Beijing: China’s factory inflation slowed for the fourth month while consumer prices jumped as millions travelled home to feast with family and friends for the Chinese New Year holiday.
Continued moderation in factory inflation from the world’s largest exporter may signal the waning of a global reflation trend at a time when the US Federal Reserve is proceeding with monetary policy normalization. At the same time, domestic consumer prices are forecast to rise this year on resilient demand and recovering food prices, while remaining within the government’s 3% ceiling.
The moderation is in line with a Bloomberg Economics tracker, which uses daily movements of commodity prices to predict the monthly PPI reading.
“There’s a lot of inflation pressure coming through" for consumers, Helen Qiao, chief Greater China economist at Bank of America Corp. in Hong Kong, said in a Bloomberg Television interview. “It’s getting closer to 3%, which is their comfort level, so I’d say in particular they’d watch out for inflation pressure in food prices."
“We can’t ignore the much higher consumer inflation pressure this year, and that’s what the central bank is looking at," said Shen Jianguang, chief Asia economist at Mizuho Securities Asia Ltd in Hong Kong. “Monetary policy is already tightening."
“When we look at the underlying data, the jump in CPI seems more driven by seasonal fluctuations," said Christopher Balding, an associate professor at the HSBC School of Business at Peking University in Shenzhen. “PPI is continuing its steady decline and is expected to continue lower in the months ahead due to declining commodity input prices and the base effect."
“Strong demand during Chinese New Year and also the extreme low base last year are the two biggest factors that pushed up the CPI," said Liu Xuezhi, an analyst at Bank of Communications Co. in Shanghai. “As those two factors are temporary, the CPI may head down in coming months, and the overall inflation pressure is still acceptable.

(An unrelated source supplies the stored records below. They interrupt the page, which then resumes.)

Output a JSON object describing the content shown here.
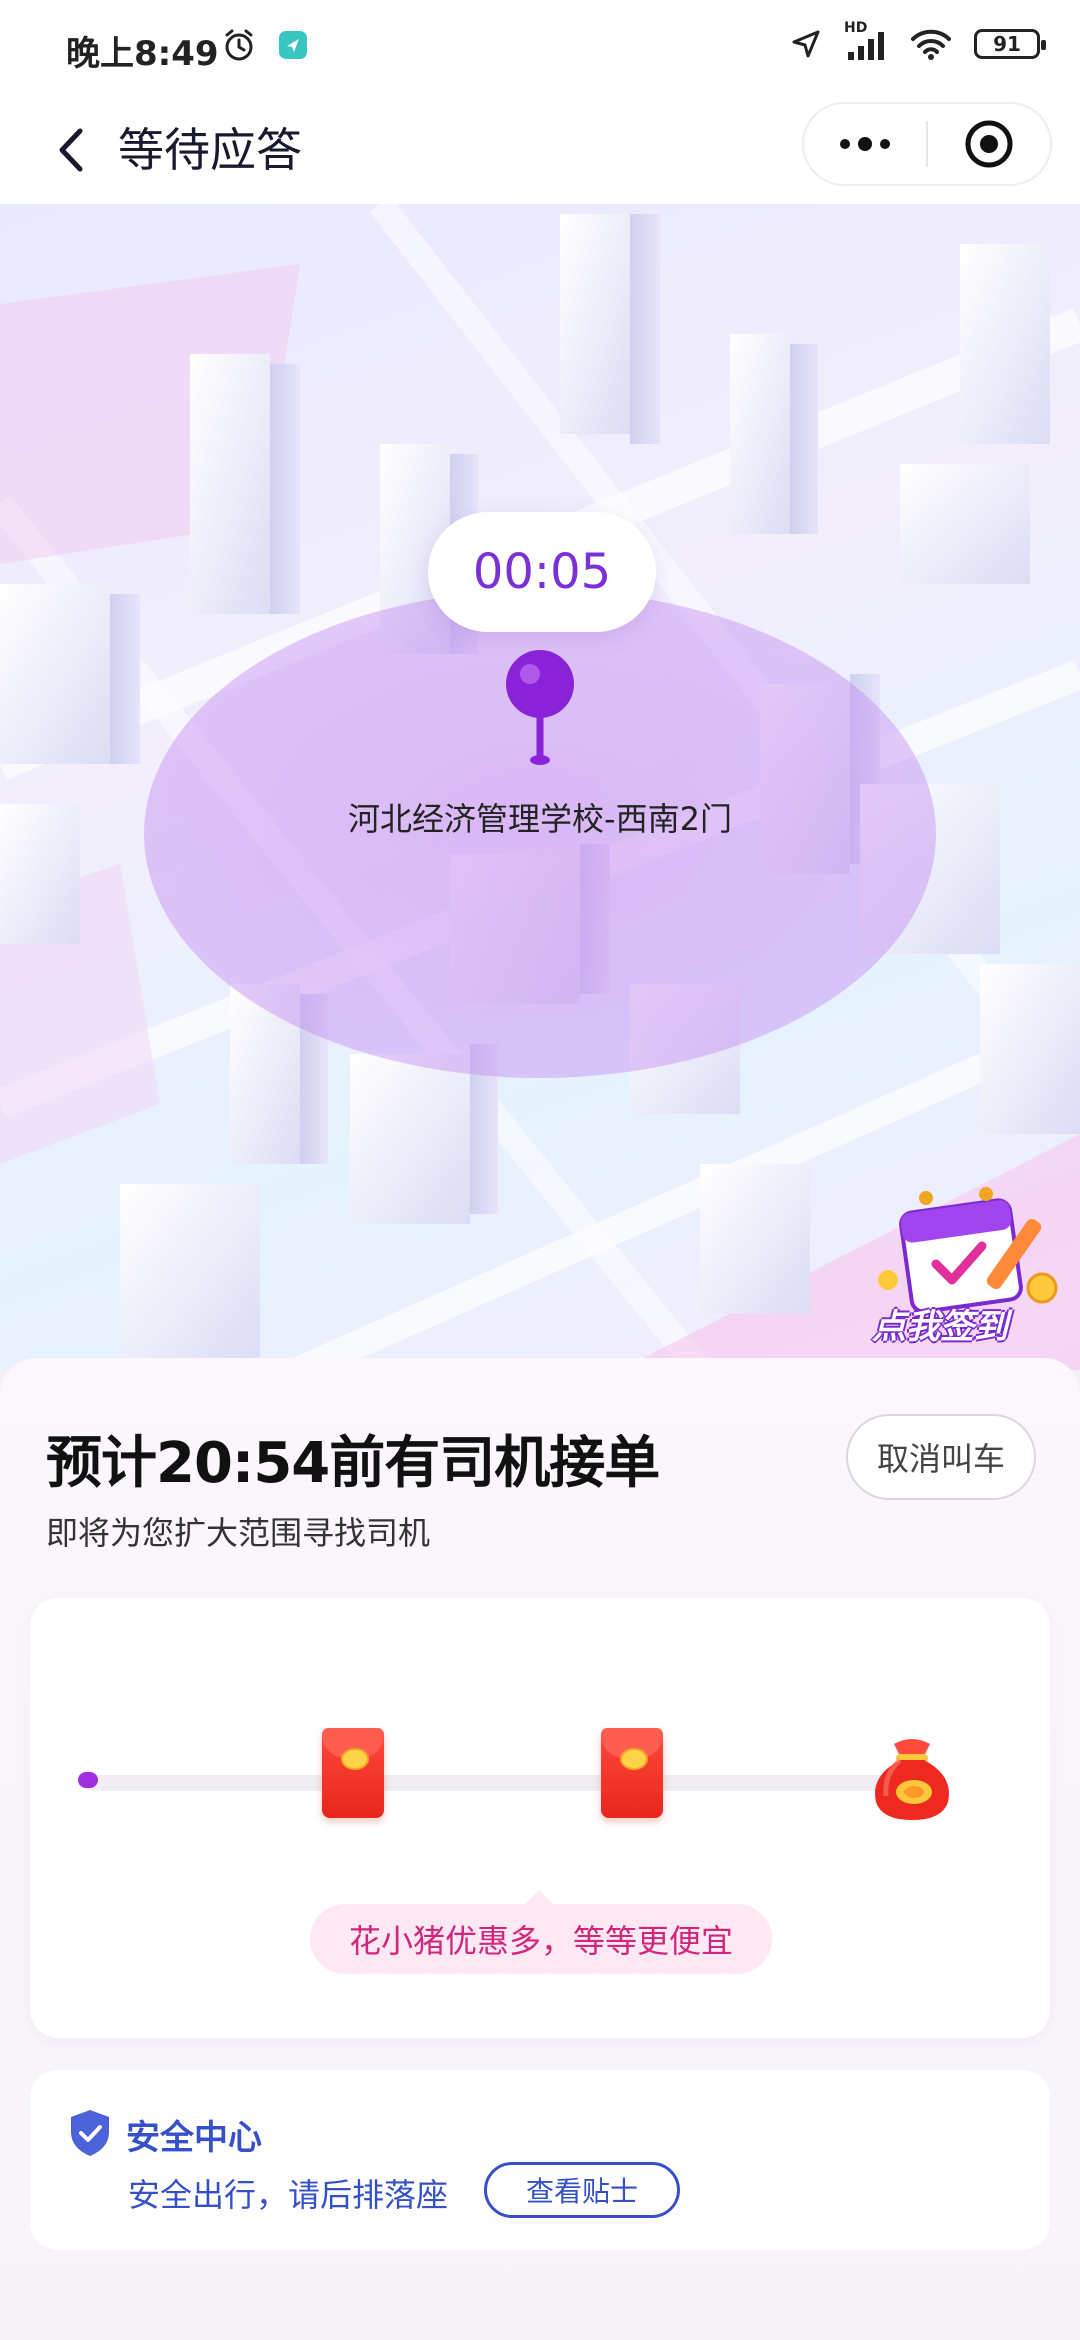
{
  "status_bar": {
    "time": "晚上8:49",
    "network": "HD",
    "battery": "91"
  },
  "nav": {
    "title": "等待应答"
  },
  "map": {
    "timer": "00:05",
    "pickup_point": "河北经济管理学校-西南2门",
    "checkin_label": "点我签到"
  },
  "order": {
    "eta_title": "预计20:54前有司机接单",
    "eta_subtitle": "即将为您扩大范围寻找司机",
    "cancel_label": "取消叫车"
  },
  "rewards": {
    "hint": "花小猪优惠多，等等更便宜"
  },
  "safety": {
    "title": "安全中心",
    "description": "安全出行，请后排落座",
    "tips_label": "查看贴士"
  },
  "colors": {
    "accent_purple": "#7b2fd6",
    "safety_blue": "#3550c8",
    "hint_pink": "#d1267c"
  }
}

PPI will likely see moderate growth, but is unlikely to fall into negative territory." Bloomberg